On our Country Study Pages you will find month long, complete geography and culture curriculums for selected countries. For each individual country study, you will find a booklist, an introduction to the country and the beauty of the region, mapmaking projects, projects based on traditional folktales, projects based on the traditional clothing of the region, recipes for cooking traditional meals, art projects, links to become familiar with the traditional music and dance of that country, and more.
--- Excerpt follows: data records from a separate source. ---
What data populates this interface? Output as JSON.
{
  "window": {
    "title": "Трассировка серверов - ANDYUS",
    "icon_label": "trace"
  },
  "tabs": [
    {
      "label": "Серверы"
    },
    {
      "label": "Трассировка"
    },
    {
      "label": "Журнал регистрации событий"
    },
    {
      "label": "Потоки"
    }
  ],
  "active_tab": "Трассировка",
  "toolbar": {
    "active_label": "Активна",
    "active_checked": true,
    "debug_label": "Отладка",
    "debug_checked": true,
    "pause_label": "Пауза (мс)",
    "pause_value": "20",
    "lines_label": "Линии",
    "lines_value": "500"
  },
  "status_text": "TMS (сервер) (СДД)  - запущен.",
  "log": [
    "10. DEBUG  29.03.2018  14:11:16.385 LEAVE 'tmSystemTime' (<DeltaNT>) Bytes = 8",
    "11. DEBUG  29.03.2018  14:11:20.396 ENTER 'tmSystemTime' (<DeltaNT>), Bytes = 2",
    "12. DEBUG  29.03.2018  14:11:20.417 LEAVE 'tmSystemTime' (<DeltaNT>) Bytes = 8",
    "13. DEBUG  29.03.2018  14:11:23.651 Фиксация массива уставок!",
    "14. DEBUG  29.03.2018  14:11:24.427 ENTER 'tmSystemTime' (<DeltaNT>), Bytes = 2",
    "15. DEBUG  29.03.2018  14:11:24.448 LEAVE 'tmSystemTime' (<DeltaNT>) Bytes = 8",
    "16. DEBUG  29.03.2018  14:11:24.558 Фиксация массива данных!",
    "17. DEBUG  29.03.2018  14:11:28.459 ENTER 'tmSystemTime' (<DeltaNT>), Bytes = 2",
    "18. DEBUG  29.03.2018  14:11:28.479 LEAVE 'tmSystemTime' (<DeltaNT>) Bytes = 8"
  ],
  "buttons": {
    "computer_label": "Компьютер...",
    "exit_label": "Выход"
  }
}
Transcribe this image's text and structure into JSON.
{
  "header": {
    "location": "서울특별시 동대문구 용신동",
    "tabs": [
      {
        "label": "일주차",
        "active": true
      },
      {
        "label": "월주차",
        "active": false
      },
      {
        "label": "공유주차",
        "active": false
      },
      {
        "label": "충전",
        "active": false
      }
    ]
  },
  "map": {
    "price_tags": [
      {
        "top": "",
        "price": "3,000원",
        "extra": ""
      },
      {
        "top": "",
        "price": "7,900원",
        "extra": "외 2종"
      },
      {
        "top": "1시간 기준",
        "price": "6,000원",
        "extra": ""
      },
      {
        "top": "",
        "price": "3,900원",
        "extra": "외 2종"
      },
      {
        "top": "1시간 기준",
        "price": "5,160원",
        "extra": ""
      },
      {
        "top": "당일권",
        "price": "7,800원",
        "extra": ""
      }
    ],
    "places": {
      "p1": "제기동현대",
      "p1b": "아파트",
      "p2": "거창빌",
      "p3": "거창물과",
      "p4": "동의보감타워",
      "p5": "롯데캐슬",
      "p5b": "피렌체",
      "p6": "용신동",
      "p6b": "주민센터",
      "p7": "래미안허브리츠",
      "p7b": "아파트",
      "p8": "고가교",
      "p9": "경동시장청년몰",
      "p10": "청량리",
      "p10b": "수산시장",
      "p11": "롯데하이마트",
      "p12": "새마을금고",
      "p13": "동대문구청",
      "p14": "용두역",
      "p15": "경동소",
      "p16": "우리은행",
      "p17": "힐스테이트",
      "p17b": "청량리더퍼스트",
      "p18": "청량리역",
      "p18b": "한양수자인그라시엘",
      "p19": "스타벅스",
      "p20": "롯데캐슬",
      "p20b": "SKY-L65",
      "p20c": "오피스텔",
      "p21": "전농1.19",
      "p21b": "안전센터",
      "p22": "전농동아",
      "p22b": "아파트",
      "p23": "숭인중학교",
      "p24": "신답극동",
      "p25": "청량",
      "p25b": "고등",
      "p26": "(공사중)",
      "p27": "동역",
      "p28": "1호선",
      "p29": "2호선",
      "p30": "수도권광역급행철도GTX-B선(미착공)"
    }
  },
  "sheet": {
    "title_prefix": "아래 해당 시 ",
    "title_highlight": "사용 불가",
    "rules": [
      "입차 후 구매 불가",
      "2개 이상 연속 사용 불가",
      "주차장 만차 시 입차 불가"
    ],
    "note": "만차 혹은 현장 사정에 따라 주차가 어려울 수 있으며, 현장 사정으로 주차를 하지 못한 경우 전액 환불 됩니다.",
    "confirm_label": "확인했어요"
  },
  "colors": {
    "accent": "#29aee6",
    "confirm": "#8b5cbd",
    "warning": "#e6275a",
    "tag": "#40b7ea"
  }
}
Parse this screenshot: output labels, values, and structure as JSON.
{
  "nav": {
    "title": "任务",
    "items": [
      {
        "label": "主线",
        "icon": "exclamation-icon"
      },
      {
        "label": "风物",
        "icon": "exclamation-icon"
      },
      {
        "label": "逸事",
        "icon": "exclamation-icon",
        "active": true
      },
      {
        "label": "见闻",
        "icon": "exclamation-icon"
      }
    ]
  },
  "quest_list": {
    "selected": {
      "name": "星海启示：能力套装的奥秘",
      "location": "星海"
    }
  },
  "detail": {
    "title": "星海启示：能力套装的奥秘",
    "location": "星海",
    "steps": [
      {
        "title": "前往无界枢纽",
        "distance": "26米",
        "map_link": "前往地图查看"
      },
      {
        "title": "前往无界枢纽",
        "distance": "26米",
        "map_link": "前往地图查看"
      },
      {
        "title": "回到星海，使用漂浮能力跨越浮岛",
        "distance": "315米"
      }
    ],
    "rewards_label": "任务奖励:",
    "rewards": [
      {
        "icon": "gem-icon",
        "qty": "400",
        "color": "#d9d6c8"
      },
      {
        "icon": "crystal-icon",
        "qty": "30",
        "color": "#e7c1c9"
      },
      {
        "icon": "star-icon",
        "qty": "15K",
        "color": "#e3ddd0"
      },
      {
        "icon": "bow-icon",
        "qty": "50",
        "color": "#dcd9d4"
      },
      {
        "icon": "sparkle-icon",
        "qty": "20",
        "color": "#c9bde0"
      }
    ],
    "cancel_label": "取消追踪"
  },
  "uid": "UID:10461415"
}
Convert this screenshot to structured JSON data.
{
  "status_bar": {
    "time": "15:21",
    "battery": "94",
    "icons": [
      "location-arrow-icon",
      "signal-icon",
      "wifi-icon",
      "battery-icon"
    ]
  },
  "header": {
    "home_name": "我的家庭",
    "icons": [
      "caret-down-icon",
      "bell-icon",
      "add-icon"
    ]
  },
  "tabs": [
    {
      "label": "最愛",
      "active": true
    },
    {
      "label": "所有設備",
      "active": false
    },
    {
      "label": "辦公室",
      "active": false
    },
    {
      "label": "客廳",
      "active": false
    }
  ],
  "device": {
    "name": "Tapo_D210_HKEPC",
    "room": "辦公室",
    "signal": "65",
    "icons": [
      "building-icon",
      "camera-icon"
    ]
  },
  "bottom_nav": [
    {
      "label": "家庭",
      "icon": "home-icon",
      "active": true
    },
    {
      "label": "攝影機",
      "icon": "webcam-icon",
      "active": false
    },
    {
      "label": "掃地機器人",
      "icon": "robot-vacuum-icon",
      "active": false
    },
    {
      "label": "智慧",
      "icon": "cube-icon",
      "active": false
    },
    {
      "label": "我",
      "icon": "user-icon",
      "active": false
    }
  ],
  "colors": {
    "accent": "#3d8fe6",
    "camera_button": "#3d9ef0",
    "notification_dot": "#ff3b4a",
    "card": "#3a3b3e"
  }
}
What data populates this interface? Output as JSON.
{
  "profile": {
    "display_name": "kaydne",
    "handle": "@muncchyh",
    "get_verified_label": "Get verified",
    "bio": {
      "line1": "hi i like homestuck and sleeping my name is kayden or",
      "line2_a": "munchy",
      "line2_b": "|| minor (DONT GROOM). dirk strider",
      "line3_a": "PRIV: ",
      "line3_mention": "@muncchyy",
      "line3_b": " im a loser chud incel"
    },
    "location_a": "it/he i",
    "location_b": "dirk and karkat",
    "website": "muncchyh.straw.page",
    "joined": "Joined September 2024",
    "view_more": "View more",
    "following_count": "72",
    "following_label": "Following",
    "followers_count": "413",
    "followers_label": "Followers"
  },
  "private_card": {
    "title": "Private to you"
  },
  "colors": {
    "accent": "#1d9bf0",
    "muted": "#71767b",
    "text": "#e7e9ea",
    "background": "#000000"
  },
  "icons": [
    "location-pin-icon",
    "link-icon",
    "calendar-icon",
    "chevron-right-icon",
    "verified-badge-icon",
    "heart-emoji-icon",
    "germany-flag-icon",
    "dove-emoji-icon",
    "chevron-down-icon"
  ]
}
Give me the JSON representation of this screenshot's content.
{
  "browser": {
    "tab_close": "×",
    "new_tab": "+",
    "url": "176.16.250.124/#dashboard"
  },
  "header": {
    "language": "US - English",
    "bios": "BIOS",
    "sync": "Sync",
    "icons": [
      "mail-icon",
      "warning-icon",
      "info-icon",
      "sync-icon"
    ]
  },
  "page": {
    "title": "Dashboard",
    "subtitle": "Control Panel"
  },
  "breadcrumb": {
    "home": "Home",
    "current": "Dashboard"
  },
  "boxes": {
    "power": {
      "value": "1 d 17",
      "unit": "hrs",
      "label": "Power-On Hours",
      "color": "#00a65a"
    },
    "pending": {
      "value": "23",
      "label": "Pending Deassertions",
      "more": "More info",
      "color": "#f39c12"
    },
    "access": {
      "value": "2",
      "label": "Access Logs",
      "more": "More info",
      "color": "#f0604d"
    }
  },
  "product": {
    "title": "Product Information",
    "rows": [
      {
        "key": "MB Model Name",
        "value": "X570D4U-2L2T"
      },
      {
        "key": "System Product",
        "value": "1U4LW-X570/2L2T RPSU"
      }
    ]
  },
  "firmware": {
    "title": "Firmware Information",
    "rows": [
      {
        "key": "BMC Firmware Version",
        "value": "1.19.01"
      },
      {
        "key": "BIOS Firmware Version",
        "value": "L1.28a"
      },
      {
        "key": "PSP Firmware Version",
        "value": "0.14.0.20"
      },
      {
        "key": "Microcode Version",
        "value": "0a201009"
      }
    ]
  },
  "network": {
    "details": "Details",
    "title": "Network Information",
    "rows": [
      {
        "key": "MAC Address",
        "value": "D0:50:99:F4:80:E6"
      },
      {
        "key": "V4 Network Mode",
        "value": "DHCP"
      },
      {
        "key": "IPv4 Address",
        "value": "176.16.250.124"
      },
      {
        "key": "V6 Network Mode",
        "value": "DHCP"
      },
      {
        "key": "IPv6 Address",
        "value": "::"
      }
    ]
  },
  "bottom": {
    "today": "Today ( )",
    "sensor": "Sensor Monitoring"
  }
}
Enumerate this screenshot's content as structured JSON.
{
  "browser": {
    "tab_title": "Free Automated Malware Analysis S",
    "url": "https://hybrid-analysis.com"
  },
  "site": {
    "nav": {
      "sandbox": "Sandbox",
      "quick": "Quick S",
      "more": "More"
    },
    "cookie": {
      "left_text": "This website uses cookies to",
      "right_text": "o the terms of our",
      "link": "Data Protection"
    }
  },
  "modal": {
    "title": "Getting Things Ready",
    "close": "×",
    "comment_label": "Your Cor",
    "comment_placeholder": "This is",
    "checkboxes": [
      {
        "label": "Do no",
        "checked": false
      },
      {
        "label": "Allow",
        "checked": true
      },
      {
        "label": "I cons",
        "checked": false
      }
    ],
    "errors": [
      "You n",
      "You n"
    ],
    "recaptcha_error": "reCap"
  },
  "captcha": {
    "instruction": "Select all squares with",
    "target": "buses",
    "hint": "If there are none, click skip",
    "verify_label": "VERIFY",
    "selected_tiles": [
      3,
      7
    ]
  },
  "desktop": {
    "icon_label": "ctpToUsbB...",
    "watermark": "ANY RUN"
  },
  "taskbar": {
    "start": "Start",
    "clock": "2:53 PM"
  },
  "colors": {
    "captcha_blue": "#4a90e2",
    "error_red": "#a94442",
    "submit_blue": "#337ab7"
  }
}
By clicking on our “Explore Nature” tab you will find an ever growing wealth of resources to help you make nature study a wonderful and intrinsic part of your homeschool. From wildlife sketching video tutorials from John Muir Laws, to activities to get your children out and excited about nature, to wonderful products to help you educate your children about natural history. This section of our site will be replete with ideas to help you educate your children about nature, as well as give them the opportunity to create a life long bond with nature.


Please keep up with our blog! Topics will range from all things homeschooling, to topics of interest to mothers and family life, as well as much more!


Very soon I will have an “Explore Literature” tab on the menu. This section of the site will include booklists for various ages, as well as wonderful literature for mothers. Literature and reading are cornerstones of our homeschooling, as well as my life personally, and I hope to share with you the titles that have brought wonder, joy, empathy, ethics, and adventure into our lives.


Next year I will begin creating travel adventure pages. These pages will offer full educational travel itineraries for various countries to help you create the educational trip of a lifetime. In each region, accommodations, historic sites, museums, historic re-enactments, cultural activities, and nature sites will be highlighted. There is nothing that compares to real life learning, and traveling is an amazing way to experience that.